When I confessed in my last post that I was tempted to drop everything and start a new project, my friend Vickie responded at once with these words: “Resistance is futile. Give into the temptation.” Thank you, Vickie! All it took was that bit of encouragement for me to abandon my current quilting projects — only temporarily, you understand. I spent a delightful few hours Sunday afternoon petting my stash of cheddar and indigo fabrics, playing with possible fabric combinations, and finally making a couple of blocks using Jenifer Gaston’s Churning Stars block design.
I already knew Jenifer’s block was a winner. I tested it a couple weeks ago for the Junior Billie Bag I’m working on and couldn’t wait to make some blocks for an actual quilt.
Most of the fabrics I’m working with are from the “Cheddar and Indigo” line by Penny Rose Studio, a division of Riley Blake Fabrics. It came out in 2015. Here’s the entire line:
I had eight of the fabrics: four of the cheddars but only two navies and only two background fabrics. How perfectly providential, then, to find a complete fat quarter bundle for sale last weekend on eBay! It was not a bargain but I snagged it anyway. With a full selection from the line plus a few fabrics pulled from other sources I’ll be able to make what I call a “controlled scrappy” quilt.
. . . is something we are not having in Portland, Oregon at the moment. There’s snow on the ground and “frozen mix” predicted for eight of the next nine days. C’mon, Portland! Where’s that teaser week of balmy weather we usually get in February?
Despite the inclement weather forecast, I can claim a spot of Fair Weather inside the Portland White House, namely in my sewing room:
That’s the name of Block 10 of Hazel’s Diary Quilt, the gorgeous sampler quilt designed by Shelly Pagliai that’s been the focus of much of my sewing and needleturn appliqué efforts over the past 14 months.
Here’s the block on point, as it will be in the finished quilt:
Don’t you love the swirly motion provided by the stems in the center appliqué?
Seven blocks are now framed in red and up on my design wall:
These blocks measure 18½” square. Set on point, they measure about 26″ across and take up a good portion of the design wall.
Progress is slow, partly because I’m not very fast at needleturn appliqué and partly because I’m working on other projects. One of them: another appliqué design totally unrelated to Hazel’s Diary Quilt that has a special story attached to it. I’m getting very close to revealing it so stay tuned.
And I’m longing to dip into my stash of indigo and cheddar fabrics to make some blocks using Jenifer Gaston’s Churning Stars design.

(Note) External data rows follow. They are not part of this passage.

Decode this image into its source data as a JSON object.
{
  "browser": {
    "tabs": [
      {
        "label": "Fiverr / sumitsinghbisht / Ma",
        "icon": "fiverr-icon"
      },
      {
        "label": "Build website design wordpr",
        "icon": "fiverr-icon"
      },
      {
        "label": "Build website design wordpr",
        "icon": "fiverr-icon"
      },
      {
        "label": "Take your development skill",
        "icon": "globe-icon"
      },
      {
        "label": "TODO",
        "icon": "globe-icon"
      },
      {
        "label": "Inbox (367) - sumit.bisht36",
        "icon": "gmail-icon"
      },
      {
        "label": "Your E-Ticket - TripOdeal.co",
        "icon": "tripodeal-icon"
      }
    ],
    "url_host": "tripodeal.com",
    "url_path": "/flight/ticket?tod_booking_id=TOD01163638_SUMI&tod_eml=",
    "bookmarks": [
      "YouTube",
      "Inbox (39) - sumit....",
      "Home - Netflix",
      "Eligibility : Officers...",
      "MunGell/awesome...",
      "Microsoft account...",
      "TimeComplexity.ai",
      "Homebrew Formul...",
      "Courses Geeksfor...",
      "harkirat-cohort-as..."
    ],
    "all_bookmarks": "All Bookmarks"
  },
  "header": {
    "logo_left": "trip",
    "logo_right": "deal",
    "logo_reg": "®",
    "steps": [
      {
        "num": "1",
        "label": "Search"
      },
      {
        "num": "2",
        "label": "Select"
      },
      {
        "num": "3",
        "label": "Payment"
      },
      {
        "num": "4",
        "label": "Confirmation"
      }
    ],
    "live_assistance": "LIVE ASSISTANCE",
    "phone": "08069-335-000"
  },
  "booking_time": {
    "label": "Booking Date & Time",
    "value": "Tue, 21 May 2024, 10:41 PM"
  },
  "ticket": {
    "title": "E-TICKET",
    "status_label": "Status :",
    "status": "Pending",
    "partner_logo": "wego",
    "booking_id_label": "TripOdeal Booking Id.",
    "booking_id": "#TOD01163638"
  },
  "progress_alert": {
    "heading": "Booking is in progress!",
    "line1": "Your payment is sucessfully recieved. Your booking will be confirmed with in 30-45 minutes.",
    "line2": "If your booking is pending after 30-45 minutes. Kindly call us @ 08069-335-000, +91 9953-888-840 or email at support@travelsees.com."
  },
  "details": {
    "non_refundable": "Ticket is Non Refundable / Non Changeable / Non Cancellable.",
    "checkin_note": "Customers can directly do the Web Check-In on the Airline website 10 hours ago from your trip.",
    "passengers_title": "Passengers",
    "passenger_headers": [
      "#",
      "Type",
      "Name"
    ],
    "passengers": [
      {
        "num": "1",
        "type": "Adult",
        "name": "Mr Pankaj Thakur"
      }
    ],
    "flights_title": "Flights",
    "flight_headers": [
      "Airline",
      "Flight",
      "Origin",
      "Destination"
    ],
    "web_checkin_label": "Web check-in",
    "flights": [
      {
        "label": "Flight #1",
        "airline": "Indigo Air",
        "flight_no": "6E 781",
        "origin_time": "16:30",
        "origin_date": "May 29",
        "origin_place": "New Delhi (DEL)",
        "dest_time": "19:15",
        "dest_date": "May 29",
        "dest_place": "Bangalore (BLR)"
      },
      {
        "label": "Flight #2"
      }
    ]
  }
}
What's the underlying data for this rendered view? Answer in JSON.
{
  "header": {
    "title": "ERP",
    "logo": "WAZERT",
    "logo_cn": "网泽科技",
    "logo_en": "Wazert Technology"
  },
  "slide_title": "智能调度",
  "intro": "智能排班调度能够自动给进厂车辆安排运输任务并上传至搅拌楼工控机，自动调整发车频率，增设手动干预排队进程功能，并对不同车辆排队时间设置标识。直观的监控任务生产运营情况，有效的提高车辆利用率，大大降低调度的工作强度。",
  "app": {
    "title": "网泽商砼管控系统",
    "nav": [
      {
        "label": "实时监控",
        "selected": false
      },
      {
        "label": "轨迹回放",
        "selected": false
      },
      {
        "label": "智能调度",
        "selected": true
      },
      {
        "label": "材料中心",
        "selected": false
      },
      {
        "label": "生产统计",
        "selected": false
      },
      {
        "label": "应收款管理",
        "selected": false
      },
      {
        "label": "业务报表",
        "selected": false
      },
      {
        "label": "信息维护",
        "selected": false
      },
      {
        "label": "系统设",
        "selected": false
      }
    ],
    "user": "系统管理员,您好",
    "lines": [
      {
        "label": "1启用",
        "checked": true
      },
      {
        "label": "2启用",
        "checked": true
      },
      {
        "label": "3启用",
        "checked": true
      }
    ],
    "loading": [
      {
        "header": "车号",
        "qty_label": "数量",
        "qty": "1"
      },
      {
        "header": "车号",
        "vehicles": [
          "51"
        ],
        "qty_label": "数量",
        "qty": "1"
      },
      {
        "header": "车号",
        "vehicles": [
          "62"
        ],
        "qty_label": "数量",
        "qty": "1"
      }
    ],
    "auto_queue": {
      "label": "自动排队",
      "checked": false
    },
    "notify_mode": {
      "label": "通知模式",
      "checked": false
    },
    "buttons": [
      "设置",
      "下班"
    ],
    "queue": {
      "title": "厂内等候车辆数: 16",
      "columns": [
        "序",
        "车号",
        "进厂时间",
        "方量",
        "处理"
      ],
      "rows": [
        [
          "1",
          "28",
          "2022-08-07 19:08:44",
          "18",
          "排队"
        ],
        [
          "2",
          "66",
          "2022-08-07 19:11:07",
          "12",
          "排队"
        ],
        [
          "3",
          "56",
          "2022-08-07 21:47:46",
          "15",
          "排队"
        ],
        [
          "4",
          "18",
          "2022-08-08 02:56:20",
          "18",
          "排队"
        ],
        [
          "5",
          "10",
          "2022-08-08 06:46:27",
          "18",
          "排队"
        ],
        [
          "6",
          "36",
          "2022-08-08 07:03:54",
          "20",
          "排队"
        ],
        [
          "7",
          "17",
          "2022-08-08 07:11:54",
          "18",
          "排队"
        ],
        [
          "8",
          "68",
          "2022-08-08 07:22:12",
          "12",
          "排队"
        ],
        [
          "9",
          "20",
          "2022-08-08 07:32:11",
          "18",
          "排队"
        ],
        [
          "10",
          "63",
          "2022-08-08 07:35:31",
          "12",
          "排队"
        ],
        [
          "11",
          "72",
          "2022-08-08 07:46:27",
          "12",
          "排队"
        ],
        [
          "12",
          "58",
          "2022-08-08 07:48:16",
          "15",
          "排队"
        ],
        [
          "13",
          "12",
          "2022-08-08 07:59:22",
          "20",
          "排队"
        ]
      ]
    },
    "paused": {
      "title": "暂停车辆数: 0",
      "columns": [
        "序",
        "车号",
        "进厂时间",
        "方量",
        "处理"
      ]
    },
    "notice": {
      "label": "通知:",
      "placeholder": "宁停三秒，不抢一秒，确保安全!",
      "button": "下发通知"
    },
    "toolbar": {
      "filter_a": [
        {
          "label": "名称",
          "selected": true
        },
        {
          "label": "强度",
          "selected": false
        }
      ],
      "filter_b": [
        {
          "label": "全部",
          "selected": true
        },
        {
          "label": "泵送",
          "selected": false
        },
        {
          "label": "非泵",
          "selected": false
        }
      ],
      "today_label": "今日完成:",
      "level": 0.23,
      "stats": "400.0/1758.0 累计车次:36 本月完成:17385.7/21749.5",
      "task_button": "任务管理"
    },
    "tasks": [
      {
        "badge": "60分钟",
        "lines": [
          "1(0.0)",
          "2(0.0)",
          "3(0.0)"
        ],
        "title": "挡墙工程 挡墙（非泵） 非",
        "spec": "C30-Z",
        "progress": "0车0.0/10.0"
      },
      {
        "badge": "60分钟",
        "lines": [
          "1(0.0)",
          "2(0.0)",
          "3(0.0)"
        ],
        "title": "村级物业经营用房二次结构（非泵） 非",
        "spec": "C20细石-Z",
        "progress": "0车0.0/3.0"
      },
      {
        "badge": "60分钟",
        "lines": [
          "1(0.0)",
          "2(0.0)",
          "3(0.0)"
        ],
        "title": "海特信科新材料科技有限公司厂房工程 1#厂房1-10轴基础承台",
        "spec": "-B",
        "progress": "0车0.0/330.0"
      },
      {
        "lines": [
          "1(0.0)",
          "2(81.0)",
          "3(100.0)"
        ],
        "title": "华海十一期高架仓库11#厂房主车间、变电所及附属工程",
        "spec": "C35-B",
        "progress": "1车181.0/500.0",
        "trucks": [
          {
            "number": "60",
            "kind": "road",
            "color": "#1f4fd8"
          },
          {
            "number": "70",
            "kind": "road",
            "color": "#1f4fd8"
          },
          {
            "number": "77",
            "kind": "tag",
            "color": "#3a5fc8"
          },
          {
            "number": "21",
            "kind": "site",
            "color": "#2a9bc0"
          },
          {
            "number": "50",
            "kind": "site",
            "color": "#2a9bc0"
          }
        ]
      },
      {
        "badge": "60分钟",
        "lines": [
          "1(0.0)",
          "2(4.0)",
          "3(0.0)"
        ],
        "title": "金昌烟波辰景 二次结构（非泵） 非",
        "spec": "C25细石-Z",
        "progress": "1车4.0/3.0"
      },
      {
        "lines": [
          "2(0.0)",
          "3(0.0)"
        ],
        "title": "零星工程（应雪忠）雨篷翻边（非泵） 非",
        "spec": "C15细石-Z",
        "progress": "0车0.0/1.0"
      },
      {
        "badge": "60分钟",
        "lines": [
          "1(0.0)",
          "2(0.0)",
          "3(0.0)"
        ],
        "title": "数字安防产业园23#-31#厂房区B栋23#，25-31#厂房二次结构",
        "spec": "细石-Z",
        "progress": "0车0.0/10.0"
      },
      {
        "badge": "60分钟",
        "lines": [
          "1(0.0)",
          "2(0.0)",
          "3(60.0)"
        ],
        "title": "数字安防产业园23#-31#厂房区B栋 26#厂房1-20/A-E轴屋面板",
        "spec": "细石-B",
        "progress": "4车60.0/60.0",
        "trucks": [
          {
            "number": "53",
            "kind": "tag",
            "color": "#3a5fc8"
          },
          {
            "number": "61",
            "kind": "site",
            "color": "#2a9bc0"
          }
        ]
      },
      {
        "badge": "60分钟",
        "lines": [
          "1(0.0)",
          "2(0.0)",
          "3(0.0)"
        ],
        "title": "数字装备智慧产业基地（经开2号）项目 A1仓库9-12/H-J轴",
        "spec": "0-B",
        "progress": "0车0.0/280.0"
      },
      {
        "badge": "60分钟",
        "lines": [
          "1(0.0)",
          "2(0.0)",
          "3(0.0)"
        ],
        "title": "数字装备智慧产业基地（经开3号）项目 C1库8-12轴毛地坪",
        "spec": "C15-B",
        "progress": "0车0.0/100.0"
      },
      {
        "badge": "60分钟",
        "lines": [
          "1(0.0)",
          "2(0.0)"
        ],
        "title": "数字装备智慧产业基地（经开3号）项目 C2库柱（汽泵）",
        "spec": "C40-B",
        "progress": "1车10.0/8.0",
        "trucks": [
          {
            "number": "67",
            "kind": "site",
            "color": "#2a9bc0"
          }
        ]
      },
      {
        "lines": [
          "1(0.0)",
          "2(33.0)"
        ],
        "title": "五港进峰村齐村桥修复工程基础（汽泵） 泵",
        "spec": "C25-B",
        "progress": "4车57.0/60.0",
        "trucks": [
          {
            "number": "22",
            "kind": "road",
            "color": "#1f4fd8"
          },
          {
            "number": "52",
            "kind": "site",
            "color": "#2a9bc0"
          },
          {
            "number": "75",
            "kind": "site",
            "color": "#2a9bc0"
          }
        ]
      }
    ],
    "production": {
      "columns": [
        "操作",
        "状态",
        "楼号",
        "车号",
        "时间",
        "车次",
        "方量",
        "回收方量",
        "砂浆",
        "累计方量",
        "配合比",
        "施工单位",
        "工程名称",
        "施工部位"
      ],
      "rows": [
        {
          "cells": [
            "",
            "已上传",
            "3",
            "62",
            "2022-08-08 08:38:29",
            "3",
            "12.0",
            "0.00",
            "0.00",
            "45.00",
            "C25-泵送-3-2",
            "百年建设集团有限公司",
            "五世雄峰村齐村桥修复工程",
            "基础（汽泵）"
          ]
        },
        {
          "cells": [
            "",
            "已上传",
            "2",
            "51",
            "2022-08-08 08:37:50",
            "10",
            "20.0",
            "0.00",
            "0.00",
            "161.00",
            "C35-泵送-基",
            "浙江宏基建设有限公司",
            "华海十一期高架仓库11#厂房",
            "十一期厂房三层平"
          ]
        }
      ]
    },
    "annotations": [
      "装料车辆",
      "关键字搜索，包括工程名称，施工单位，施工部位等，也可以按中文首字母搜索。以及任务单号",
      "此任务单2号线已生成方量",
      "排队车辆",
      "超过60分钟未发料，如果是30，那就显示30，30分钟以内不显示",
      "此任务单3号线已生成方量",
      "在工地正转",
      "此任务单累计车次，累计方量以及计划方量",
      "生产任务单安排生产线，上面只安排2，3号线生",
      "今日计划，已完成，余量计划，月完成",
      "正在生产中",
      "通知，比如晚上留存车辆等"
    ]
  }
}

I know I shouldn’t be starting a new quilt but the pull is very strong. I don’t think I can resist. . .